CUTTING OF METALLIC COMPONENTS BY INTERGRANULAR FISSURATION
This study relates to a new technique for cutting steel components of nuclear installations which produces virtually no secondary waste. This technique relies on a controlled intergranular fissuration produced by the introduction into the steel component of molten metal in addition to the application of mechanical constraints. Cutting have been carried out on various materials, including: + stainless steel sheet varying between a few mm and 50 mm thickness; + mild steel plates varying between 20 mm and 60 mm thickness. It may be possible to cut pieces of mild steel up to 100 mm thick. On the basis of experimental results, heating methods were selected and fissuration parameters for the materials and the various thicknesses were determined; in the case of the stainless steel sheets (1 + 5 mm), cutting in various positions (flat position, cornice) was carried out by remote handling techniques. In addition, a thermal measurement installation using an infrared camera was devised to follow variations in the thermal field of the component. Associated with the three-dimensional computer code COCO developed by the CEA, this installation allows the prediction of changes in the mechanical constraints around the fissured zone when the cutting parameters vary, and therefore the control of the cutting mechanism.
Bibliographic Reference: EUR 10037 FR (1985), MF, 55 P., BFR 150, BLOW-UP COPY BFR 275, EUROFFICE, LUXEMBOURG, POB 1003

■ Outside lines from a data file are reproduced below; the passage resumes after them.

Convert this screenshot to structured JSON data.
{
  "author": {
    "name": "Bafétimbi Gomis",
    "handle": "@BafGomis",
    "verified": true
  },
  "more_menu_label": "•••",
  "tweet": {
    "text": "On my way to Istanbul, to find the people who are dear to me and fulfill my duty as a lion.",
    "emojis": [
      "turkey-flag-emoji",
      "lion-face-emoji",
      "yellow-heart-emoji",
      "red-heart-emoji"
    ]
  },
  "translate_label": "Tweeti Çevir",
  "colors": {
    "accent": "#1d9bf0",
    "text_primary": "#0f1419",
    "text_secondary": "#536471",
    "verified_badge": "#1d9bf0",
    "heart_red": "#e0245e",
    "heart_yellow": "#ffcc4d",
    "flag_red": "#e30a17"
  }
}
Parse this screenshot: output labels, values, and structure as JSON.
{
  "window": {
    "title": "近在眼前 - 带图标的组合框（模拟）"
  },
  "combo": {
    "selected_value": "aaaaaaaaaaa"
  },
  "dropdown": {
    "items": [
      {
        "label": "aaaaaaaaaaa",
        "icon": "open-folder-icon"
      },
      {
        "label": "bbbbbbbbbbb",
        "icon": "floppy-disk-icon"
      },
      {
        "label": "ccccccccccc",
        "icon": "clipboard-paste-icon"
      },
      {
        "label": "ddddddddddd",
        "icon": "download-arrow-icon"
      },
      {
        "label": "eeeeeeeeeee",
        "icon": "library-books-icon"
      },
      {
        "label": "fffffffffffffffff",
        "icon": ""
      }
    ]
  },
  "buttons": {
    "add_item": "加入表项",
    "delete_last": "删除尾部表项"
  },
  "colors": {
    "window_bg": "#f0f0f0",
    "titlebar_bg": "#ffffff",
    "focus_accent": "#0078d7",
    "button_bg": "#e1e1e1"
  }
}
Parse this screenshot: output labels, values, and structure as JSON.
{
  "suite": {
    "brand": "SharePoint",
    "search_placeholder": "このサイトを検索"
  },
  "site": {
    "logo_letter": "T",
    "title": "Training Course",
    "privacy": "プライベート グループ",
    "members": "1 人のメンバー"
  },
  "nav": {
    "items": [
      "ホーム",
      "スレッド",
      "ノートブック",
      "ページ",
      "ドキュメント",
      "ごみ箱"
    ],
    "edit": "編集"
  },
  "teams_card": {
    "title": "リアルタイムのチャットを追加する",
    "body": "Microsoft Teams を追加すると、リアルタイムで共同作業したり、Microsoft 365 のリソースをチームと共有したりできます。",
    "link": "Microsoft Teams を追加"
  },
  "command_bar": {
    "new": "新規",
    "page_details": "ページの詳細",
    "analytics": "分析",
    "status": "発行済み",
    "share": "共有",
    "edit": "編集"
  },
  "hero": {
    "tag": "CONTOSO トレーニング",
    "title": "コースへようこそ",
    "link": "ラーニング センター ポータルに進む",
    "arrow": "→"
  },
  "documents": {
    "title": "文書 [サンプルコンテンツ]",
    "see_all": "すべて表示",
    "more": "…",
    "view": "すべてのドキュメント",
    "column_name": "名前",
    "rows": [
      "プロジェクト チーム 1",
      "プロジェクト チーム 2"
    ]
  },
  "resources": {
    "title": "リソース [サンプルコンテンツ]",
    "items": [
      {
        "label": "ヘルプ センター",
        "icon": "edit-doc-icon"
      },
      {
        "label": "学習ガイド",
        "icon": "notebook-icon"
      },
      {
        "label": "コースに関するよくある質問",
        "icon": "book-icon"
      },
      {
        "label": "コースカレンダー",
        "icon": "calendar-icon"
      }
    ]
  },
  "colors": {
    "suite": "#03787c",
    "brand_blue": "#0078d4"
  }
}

Availability: Can be ordered online
Record Number: 1989124082900 / Last updated on: 1987-01-01
Available languages: fr